What the task requires: Copy, from the material below, each line that contains the word "mkdir".

====== Records to use ======

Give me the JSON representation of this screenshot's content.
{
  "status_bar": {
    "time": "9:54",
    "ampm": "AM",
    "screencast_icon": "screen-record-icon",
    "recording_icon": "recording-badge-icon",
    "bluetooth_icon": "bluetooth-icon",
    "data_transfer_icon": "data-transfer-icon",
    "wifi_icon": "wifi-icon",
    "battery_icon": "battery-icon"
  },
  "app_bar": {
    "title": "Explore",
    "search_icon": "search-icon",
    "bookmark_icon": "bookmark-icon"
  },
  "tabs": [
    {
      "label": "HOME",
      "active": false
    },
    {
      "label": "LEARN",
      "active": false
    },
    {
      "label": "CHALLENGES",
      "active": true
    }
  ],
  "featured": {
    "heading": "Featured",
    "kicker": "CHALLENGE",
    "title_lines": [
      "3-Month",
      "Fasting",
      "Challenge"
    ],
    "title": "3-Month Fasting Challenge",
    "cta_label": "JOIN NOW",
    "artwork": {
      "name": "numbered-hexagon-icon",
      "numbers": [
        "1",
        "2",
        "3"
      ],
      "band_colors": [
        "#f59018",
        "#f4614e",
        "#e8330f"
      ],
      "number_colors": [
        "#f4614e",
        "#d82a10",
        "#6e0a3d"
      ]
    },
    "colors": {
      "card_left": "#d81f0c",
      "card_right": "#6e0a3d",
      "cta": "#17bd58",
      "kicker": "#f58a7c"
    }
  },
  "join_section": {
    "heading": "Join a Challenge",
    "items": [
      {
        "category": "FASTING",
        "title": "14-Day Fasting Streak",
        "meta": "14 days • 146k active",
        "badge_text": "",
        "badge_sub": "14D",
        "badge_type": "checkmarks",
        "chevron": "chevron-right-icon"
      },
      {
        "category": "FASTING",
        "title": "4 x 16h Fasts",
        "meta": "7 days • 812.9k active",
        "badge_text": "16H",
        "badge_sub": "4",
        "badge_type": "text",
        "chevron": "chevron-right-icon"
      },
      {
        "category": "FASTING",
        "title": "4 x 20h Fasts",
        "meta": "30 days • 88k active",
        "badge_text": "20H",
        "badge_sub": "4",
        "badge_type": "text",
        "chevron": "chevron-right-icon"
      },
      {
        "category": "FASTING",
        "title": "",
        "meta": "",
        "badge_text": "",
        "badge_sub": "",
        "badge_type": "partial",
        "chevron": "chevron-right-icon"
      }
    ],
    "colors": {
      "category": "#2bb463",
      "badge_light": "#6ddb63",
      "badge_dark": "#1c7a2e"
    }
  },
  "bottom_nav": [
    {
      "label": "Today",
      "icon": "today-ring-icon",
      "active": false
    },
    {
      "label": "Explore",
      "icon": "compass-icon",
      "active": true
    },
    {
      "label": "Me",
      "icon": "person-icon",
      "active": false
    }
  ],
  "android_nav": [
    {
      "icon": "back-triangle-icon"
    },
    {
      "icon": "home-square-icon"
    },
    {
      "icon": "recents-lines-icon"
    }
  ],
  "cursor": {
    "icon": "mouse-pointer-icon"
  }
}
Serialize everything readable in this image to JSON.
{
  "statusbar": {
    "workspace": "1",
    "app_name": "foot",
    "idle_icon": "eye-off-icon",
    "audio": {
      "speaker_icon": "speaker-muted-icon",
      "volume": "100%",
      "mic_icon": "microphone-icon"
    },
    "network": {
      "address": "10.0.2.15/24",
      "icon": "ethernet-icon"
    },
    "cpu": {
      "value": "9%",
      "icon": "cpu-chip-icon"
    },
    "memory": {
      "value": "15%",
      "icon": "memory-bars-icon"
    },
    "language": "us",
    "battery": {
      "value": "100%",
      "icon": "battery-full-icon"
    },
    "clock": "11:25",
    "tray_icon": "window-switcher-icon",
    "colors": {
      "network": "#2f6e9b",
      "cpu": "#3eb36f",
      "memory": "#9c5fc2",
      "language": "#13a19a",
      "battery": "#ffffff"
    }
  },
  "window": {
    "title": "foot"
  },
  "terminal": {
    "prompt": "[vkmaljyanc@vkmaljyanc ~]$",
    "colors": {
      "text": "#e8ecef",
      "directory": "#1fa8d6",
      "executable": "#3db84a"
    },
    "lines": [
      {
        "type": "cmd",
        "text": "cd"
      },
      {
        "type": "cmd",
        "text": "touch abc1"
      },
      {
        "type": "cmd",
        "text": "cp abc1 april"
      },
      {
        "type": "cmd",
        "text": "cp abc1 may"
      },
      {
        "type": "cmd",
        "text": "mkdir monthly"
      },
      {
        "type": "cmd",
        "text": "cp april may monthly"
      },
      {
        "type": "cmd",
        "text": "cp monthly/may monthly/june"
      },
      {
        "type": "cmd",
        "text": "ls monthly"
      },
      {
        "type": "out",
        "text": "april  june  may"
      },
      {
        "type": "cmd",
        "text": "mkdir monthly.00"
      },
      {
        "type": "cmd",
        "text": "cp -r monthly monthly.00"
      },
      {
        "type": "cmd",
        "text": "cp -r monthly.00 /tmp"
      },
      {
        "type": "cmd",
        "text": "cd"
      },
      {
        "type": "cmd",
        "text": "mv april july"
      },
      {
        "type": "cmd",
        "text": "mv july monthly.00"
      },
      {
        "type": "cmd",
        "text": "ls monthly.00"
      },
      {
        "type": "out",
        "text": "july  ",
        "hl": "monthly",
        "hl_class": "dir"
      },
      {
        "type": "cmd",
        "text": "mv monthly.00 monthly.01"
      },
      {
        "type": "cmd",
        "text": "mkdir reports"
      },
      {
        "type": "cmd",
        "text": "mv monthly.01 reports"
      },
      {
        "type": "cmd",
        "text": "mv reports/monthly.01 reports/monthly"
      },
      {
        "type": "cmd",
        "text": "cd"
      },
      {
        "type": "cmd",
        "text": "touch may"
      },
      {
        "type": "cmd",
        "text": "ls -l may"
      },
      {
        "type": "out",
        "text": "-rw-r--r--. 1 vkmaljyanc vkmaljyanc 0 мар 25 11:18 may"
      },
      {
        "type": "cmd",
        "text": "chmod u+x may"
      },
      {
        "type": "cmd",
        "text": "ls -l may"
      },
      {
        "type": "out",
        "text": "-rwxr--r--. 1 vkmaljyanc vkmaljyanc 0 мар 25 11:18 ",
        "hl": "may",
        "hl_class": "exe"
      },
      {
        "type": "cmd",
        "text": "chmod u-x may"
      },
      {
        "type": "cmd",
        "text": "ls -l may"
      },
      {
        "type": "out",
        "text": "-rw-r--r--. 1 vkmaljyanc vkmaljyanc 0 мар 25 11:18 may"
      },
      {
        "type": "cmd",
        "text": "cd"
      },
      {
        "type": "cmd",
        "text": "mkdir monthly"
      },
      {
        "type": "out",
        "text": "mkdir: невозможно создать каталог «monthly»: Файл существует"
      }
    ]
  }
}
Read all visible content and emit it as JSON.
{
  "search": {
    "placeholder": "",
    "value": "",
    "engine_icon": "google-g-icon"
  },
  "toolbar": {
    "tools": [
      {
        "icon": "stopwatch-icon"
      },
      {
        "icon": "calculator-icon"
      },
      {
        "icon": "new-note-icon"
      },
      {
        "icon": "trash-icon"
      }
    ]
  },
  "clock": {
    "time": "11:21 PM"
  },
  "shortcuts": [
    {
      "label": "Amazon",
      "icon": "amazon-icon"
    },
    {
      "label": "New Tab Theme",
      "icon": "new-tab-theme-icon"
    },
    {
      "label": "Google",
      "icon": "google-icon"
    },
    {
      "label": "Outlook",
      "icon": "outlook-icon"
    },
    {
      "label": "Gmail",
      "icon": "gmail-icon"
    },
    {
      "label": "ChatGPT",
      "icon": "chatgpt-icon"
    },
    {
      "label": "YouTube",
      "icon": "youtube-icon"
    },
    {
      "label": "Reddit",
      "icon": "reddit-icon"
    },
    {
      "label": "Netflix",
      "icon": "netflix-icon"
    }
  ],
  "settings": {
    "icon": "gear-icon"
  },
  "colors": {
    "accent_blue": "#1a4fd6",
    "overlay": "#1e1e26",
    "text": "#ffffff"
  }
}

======

Exercise output:
        "text": "mkdir monthly"
        "text": "mkdir monthly.00"
        "text": "mkdir reports"
        "text": "mkdir monthly"
        "text": "mkdir: невозможно создать каталог «monthly»: Файл существует"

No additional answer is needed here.